These chronicles offer historic context and precedent for many of the crises New England (and the world) encounters today: habitat destruction, overexploitation of resources, industrial pollution of air, water, and soil. Muir contends that New Englanders’ particular problem-solving bent has repeatedly rescued the region from starvation and economic ruin. But she does not permit us to rest in the naive hope that this alone can save us from ourselves in a dramatically changed world. “Unlike all of the generations that came before us, we cannot take the functioning of nature for granted. We continue to depend on the daily miracles of photosynthesis and the water cycle as utterly as did our remotest ancestor. The difference is that nature now depends upon us as inevitably as we depend upon nature. Human actions now plot the course of life on this planet.”

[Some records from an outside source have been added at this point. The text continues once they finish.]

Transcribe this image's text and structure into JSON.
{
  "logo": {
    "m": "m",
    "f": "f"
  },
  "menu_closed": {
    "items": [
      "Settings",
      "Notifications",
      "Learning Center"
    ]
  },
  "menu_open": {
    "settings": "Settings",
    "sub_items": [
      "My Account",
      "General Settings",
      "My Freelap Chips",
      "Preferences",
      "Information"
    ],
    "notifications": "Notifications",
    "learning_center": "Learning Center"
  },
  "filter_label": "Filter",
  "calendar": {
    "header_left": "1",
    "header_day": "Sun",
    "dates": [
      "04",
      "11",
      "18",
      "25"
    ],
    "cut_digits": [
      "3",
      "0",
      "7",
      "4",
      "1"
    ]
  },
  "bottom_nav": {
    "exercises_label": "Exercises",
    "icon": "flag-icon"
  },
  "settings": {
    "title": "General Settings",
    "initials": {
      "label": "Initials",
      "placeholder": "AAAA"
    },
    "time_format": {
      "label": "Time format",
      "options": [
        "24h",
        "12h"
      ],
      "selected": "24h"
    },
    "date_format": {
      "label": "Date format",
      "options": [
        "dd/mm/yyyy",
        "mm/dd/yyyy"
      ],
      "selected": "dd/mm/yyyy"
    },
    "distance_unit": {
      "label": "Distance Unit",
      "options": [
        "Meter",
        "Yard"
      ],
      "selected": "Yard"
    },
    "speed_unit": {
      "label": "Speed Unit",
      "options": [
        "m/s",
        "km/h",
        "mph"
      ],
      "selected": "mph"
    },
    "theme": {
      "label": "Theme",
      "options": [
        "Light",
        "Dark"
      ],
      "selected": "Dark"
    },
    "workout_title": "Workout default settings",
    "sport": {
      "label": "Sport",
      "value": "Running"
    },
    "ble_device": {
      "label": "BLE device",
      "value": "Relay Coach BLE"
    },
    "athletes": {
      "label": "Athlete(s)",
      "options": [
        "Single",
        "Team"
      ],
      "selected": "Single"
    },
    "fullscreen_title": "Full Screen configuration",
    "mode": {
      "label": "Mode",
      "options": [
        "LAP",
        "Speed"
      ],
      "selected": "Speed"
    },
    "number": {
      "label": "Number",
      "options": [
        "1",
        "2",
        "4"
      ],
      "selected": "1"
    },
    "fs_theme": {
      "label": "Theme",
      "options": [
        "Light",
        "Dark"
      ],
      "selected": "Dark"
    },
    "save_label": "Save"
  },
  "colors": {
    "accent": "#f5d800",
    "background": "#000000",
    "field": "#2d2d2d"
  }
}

Bullough’s Pond insists that hope for the future lies not in a return to some Jeffersonian idyll, impossible in any case. Muir suggests that a Third Revolution (following the Neolithic and the Industrial) may be at hand, citing an emergent societal consensus that “views our common interest in the functional integrity of natural systems as more important than the right of individuals to extract a profit from [them].” Such a revolution would see the generation and use of new kinds of energy and inert materials, in lieu of the petrochemicals on which we so depend; require the use of environmentally responsible accounting methods that reflect the true “cost of doing business”; and “result in a planned and orderly decrease in the numbers of human beings on this planet, even as it results in improved standards of living for all.” People “cannot enter a landscape without changing it.” While the last glacial age generated the canvas, brushes, and paints, human activity and its sequellae have created the vista that is modern New England. From the draining of wetlands and damming of rivers, to the virtual elimination of old-growth forest, human need–and lust–for resources has made “the entire New England landscape … but an imitation of nature.”
On reading Reflections in Bullough’s Pond, one feels, almost as counterpoint to the pleasure of the read, a sad tug–of loss, of guilt–at the monumental up-heaval our species has caused on and in these lands and waters. Muir invites us to understand how we’ve come here, to register how interdependent all life is, and to change our ways, so as to do the least harm to the only place we call home.
Debra Simes is a psychotherapist, writer, and editor in the greater Boston area. She works on issues of environmental and human health.
This article appeared on Page 34 of the Summer 2000 edition of Conservation Matters, the journal of the Conservation Law Foundation.